# TASK TO COMPLETE:
All of the data that follows should be output again without any alteration.

# EXERCISE DATA:
== Segment start ==
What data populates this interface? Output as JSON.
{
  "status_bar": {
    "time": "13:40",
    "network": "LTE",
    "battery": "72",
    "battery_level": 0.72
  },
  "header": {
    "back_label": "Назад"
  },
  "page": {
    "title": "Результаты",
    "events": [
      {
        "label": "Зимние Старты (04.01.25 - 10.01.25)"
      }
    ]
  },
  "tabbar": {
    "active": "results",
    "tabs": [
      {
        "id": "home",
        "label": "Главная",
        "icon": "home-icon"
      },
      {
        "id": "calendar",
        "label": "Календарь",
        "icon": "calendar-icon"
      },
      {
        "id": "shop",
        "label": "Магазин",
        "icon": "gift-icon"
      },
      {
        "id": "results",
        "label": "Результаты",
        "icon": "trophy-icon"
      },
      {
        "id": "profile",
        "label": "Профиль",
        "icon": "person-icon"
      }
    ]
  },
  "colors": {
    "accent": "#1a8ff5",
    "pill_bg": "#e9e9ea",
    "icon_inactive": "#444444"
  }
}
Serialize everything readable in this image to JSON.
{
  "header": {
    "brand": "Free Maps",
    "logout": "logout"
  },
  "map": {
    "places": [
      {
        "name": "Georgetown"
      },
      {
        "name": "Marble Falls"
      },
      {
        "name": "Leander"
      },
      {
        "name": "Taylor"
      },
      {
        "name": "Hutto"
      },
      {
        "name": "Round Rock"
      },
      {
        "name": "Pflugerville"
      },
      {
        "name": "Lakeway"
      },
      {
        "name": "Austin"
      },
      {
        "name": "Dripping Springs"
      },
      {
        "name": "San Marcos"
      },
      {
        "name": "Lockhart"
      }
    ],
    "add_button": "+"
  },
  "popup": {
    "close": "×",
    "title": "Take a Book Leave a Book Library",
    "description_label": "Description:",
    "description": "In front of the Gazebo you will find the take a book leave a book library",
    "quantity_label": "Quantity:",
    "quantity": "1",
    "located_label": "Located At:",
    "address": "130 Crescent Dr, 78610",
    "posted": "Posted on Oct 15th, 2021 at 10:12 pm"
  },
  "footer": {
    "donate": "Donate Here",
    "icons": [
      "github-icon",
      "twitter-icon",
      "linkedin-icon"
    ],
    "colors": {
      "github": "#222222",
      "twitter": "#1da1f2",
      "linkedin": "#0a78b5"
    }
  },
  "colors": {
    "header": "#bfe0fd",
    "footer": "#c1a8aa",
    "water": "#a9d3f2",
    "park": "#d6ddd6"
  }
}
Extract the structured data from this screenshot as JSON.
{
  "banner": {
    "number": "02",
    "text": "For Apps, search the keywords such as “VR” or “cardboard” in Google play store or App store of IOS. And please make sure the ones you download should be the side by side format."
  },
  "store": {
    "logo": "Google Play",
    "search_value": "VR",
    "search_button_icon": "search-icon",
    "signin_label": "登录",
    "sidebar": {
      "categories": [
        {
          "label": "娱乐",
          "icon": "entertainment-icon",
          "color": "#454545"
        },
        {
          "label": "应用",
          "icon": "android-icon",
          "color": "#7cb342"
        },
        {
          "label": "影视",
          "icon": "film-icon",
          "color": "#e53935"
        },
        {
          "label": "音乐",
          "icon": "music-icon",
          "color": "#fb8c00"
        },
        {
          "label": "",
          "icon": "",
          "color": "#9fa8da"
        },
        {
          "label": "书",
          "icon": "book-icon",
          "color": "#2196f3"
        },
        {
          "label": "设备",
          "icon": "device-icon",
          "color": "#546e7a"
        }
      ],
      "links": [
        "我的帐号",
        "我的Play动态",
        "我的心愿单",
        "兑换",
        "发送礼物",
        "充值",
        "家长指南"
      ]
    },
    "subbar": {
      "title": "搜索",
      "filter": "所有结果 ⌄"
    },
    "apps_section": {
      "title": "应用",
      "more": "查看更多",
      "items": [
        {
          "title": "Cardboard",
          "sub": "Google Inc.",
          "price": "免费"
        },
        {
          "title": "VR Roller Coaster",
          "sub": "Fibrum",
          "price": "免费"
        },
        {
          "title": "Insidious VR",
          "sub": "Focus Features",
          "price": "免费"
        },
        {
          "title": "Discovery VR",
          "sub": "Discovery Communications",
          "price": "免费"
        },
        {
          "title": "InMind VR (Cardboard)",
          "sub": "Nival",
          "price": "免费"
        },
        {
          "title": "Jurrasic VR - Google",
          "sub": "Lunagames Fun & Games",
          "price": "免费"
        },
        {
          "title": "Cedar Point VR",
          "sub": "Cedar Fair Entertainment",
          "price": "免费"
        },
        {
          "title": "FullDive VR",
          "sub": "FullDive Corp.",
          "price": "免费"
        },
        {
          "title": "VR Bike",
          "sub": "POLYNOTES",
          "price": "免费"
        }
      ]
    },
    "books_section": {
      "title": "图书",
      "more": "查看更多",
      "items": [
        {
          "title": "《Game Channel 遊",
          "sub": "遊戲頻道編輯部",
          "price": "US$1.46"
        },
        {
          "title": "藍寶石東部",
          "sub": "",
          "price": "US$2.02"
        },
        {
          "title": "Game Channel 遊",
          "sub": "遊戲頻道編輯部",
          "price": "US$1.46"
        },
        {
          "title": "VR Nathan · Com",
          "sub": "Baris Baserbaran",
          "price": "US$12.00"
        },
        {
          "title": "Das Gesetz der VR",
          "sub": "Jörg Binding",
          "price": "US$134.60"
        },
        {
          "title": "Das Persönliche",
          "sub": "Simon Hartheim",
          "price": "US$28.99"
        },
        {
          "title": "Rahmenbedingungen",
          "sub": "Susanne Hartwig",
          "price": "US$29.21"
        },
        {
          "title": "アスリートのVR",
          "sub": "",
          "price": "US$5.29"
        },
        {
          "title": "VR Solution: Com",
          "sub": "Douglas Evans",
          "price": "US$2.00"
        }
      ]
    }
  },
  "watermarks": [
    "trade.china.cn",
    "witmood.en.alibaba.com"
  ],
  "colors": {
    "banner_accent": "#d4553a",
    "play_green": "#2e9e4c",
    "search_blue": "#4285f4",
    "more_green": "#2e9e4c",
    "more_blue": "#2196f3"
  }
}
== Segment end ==
# EXERCISE SOLUTION:
What data populates this interface? Output as JSON.
{
  "status_bar": {
    "time": "13:40",
    "network": "LTE",
    "battery": "72",
    "battery_level": 0.72
  },
  "header": {
    "back_label": "Назад"
  },
  "page": {
    "title": "Результаты",
    "events": [
      {
        "label": "Зимние Старты (04.01.25 - 10.01.25)"
      }
    ]
  },
  "tabbar": {
    "active": "results",
    "tabs": [
      {
        "id": "home",
        "label": "Главная",
        "icon": "home-icon"
      },
      {
        "id": "calendar",
        "label": "Календарь",
        "icon": "calendar-icon"
      },
      {
        "id": "shop",
        "label": "Магазин",
        "icon": "gift-icon"
      },
      {
        "id": "results",
        "label": "Результаты",
        "icon": "trophy-icon"
      },
      {
        "id": "profile",
        "label": "Профиль",
        "icon": "person-icon"
      }
    ]
  },
  "colors": {
    "accent": "#1a8ff5",
    "pill_bg": "#e9e9ea",
    "icon_inactive": "#444444"
  }
}
Serialize everything readable in this image to JSON.
{
  "header": {
    "brand": "Free Maps",
    "logout": "logout"
  },
  "map": {
    "places": [
      {
        "name": "Georgetown"
      },
      {
        "name": "Marble Falls"
      },
      {
        "name": "Leander"
      },
      {
        "name": "Taylor"
      },
      {
        "name": "Hutto"
      },
      {
        "name": "Round Rock"
      },
      {
        "name": "Pflugerville"
      },
      {
        "name": "Lakeway"
      },
      {
        "name": "Austin"
      },
      {
        "name": "Dripping Springs"
      },
      {
        "name": "San Marcos"
      },
      {
        "name": "Lockhart"
      }
    ],
    "add_button": "+"
  },
  "popup": {
    "close": "×",
    "title": "Take a Book Leave a Book Library",
    "description_label": "Description:",
    "description": "In front of the Gazebo you will find the take a book leave a book library",
    "quantity_label": "Quantity:",
    "quantity": "1",
    "located_label": "Located At:",
    "address": "130 Crescent Dr, 78610",
    "posted": "Posted on Oct 15th, 2021 at 10:12 pm"
  },
  "footer": {
    "donate": "Donate Here",
    "icons": [
      "github-icon",
      "twitter-icon",
      "linkedin-icon"
    ],
    "colors": {
      "github": "#222222",
      "twitter": "#1da1f2",
      "linkedin": "#0a78b5"
    }
  },
  "colors": {
    "header": "#bfe0fd",
    "footer": "#c1a8aa",
    "water": "#a9d3f2",
    "park": "#d6ddd6"
  }
}
Extract the structured data from this screenshot as JSON.
{
  "banner": {
    "number": "02",
    "text": "For Apps, search the keywords such as “VR” or “cardboard” in Google play store or App store of IOS. And please make sure the ones you download should be the side by side format."
  },
  "store": {
    "logo": "Google Play",
    "search_value": "VR",
    "search_button_icon": "search-icon",
    "signin_label": "登录",
    "sidebar": {
      "categories": [
        {
          "label": "娱乐",
          "icon": "entertainment-icon",
          "color": "#454545"
        },
        {
          "label": "应用",
          "icon": "android-icon",
          "color": "#7cb342"
        },
        {
          "label": "影视",
          "icon": "film-icon",
          "color": "#e53935"
        },
        {
          "label": "音乐",
          "icon": "music-icon",
          "color": "#fb8c00"
        },
        {
          "label": "",
          "icon": "",
          "color": "#9fa8da"
        },
        {
          "label": "书",
          "icon": "book-icon",
          "color": "#2196f3"
        },
        {
          "label": "设备",
          "icon": "device-icon",
          "color": "#546e7a"
        }
      ],
      "links": [
        "我的帐号",
        "我的Play动态",
        "我的心愿单",
        "兑换",
        "发送礼物",
        "充值",
        "家长指南"
      ]
    },
    "subbar": {
      "title": "搜索",
      "filter": "所有结果 ⌄"
    },
    "apps_section": {
      "title": "应用",
      "more": "查看更多",
      "items": [
        {
          "title": "Cardboard",
          "sub": "Google Inc.",
          "price": "免费"
        },
        {
          "title": "VR Roller Coaster",
          "sub": "Fibrum",
          "price": "免费"
        },
        {
          "title": "Insidious VR",
          "sub": "Focus Features",
          "price": "免费"
        },
        {
          "title": "Discovery VR",
          "sub": "Discovery Communications",
          "price": "免费"
        },
        {
          "title": "InMind VR (Cardboard)",
          "sub": "Nival",
          "price": "免费"
        },
        {
          "title": "Jurrasic VR - Google",
          "sub": "Lunagames Fun & Games",
          "price": "免费"
        },
        {
          "title": "Cedar Point VR",
          "sub": "Cedar Fair Entertainment",
          "price": "免费"
        },
        {
          "title": "FullDive VR",
          "sub": "FullDive Corp.",
          "price": "免费"
        },
        {
          "title": "VR Bike",
          "sub": "POLYNOTES",
          "price": "免费"
        }
      ]
    },
    "books_section": {
      "title": "图书",
      "more": "查看更多",
      "items": [
        {
          "title": "《Game Channel 遊",
          "sub": "遊戲頻道編輯部",
          "price": "US$1.46"
        },
        {
          "title": "藍寶石東部",
          "sub": "",
          "price": "US$2.02"
        },
        {
          "title": "Game Channel 遊",
          "sub": "遊戲頻道編輯部",
          "price": "US$1.46"
        },
        {
          "title": "VR Nathan · Com",
          "sub": "Baris Baserbaran",
          "price": "US$12.00"
        },
        {
          "title": "Das Gesetz der VR",
          "sub": "Jörg Binding",
          "price": "US$134.60"
        },
        {
          "title": "Das Persönliche",
          "sub": "Simon Hartheim",
          "price": "US$28.99"
        },
        {
          "title": "Rahmenbedingungen",
          "sub": "Susanne Hartwig",
          "price": "US$29.21"
        },
        {
          "title": "アスリートのVR",
          "sub": "",
          "price": "US$5.29"
        },
        {
          "title": "VR Solution: Com",
          "sub": "Douglas Evans",
          "price": "US$2.00"
        }
      ]
    }
  },
  "watermarks": [
    "trade.china.cn",
    "witmood.en.alibaba.com"
  ],
  "colors": {
    "banner_accent": "#d4553a",
    "play_green": "#2e9e4c",
    "search_blue": "#4285f4",
    "more_green": "#2e9e4c",
    "more_blue": "#2196f3"
  }
}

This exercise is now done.